Lines holding the string "symbol" are the ones to copy from this listing.

• • • • •

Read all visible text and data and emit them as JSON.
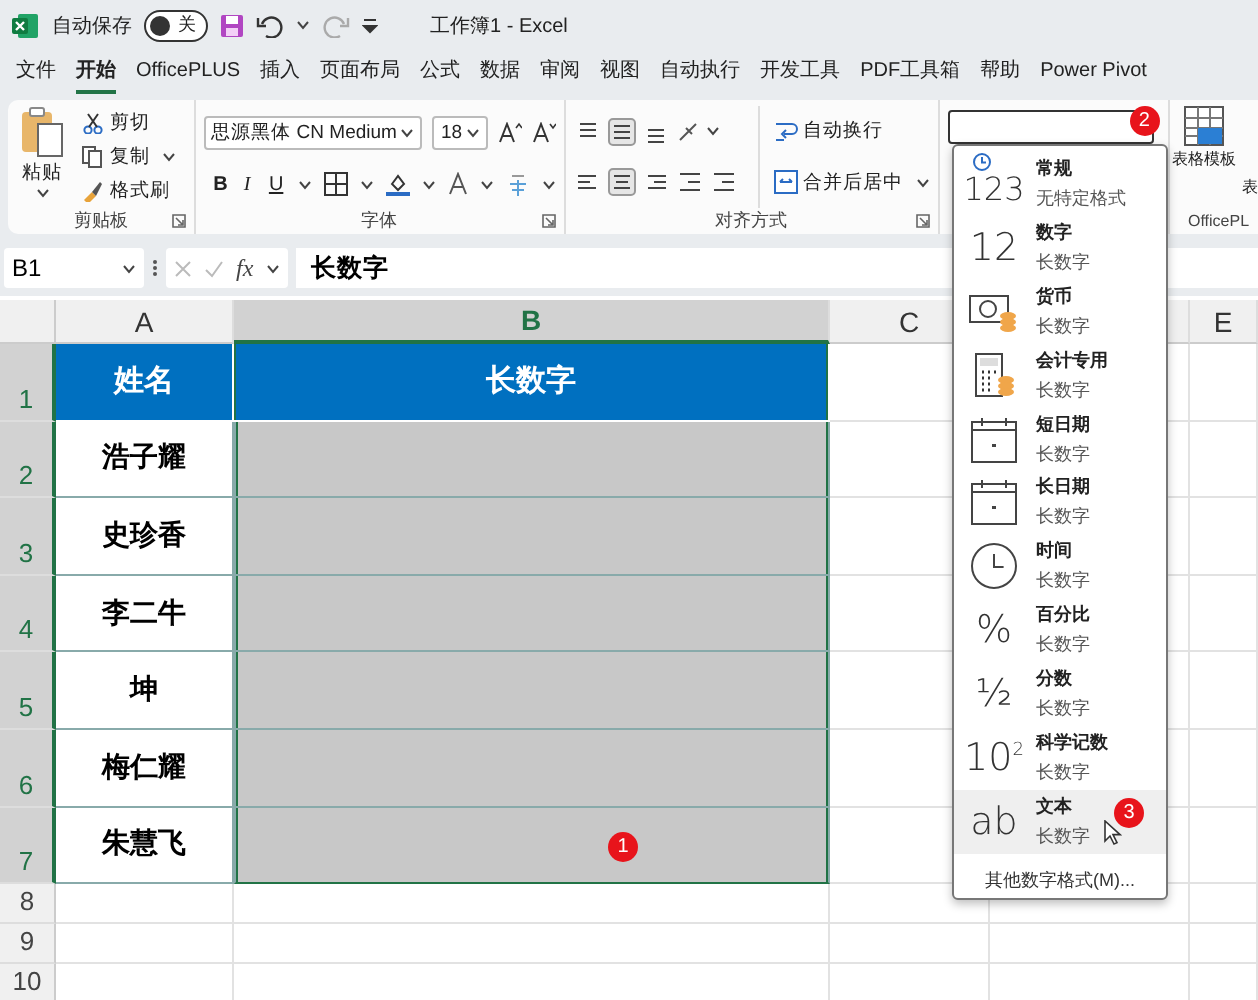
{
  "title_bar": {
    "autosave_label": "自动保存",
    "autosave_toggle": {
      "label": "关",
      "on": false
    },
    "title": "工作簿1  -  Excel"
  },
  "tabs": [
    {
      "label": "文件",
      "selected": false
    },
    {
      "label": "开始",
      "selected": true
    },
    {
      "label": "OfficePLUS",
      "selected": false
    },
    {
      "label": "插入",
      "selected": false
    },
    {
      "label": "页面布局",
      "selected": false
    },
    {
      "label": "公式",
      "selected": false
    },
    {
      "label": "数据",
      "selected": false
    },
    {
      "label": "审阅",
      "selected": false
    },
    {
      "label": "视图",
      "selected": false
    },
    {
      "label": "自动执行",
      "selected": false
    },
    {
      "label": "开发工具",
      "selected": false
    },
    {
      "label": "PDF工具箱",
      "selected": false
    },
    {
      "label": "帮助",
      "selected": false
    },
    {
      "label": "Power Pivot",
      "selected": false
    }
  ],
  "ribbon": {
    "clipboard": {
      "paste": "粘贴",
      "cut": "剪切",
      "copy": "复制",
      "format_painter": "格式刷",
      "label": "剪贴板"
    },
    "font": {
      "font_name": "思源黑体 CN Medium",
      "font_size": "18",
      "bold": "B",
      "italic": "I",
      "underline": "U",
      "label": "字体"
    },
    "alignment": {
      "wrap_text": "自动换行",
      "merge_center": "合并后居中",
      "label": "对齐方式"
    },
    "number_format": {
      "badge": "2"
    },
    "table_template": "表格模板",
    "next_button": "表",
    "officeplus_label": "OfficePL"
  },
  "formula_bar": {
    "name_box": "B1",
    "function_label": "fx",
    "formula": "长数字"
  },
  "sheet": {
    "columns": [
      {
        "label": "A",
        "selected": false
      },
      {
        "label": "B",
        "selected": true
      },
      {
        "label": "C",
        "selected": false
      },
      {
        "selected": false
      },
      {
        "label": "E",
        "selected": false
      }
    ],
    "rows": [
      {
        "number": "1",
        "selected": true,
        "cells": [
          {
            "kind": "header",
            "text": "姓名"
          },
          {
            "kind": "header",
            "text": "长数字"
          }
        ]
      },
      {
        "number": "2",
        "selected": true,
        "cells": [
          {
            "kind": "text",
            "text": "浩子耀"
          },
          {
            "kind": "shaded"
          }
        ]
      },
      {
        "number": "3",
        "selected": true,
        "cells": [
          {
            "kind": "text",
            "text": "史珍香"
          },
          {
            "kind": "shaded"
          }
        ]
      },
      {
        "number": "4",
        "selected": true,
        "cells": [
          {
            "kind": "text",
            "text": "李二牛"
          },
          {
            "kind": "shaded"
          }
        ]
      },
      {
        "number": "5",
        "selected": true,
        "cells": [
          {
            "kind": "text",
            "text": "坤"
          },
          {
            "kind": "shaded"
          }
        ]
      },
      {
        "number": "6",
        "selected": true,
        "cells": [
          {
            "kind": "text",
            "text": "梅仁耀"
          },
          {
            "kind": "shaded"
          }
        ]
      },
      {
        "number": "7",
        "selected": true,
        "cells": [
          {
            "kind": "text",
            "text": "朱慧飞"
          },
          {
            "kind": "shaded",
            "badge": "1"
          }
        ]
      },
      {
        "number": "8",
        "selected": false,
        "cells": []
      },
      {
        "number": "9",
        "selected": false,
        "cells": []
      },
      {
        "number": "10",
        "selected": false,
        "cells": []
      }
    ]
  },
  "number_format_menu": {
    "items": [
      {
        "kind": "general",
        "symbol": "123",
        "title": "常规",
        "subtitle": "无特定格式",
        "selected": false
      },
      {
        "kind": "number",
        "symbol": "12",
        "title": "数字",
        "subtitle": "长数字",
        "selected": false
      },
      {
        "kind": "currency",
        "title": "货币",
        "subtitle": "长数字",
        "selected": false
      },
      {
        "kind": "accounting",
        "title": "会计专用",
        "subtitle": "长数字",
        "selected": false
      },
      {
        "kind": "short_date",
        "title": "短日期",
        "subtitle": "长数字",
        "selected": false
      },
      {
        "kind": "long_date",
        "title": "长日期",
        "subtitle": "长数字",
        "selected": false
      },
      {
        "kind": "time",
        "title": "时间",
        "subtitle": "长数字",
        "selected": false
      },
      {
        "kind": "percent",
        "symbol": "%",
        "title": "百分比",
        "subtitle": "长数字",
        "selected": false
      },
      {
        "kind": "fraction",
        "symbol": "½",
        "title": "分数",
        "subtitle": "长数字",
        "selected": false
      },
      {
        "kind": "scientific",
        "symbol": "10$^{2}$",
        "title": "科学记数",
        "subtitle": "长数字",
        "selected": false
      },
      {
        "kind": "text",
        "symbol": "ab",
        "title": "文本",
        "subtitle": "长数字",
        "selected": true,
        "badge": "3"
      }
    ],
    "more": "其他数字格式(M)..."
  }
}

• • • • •

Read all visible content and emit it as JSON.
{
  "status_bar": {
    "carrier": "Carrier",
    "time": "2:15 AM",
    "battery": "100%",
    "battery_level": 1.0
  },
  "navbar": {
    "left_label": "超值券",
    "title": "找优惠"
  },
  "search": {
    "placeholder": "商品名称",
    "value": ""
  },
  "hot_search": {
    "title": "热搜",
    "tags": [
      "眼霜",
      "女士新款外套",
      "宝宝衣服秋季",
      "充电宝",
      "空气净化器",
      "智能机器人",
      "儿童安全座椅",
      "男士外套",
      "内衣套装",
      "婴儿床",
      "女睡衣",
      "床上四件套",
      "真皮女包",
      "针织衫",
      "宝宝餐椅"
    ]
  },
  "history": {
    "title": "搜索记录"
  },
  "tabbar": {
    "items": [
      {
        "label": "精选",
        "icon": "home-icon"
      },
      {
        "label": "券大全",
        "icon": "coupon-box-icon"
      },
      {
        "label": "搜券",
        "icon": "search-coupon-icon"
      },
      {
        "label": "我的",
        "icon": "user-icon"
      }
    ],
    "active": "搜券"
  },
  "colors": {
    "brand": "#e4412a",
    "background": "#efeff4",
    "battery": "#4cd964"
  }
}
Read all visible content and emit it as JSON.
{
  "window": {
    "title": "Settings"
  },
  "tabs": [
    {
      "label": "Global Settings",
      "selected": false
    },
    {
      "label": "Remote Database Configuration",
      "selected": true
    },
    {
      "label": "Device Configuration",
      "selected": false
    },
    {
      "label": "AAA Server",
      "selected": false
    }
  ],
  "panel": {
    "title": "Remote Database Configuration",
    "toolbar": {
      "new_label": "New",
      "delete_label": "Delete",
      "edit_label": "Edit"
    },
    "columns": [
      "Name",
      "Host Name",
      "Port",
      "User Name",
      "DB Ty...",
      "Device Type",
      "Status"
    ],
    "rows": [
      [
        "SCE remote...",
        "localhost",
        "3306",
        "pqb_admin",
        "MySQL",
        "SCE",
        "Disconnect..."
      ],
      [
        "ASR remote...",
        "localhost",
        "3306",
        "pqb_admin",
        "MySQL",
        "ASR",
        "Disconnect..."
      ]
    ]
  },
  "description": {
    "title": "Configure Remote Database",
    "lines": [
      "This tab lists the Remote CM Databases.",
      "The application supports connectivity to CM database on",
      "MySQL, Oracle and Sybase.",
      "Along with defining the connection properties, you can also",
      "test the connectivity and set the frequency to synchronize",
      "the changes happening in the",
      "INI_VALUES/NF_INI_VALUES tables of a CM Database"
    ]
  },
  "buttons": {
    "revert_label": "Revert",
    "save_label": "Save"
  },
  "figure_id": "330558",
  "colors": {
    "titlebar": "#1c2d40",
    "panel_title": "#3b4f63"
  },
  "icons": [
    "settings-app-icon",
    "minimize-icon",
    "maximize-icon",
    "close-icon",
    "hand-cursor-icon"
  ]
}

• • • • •

» **Response box**
        "symbol": "123",
        "symbol": "12",
        "symbol": "%",
        "symbol": "½",
        "symbol": "10$^{2}$",
        "symbol": "ab",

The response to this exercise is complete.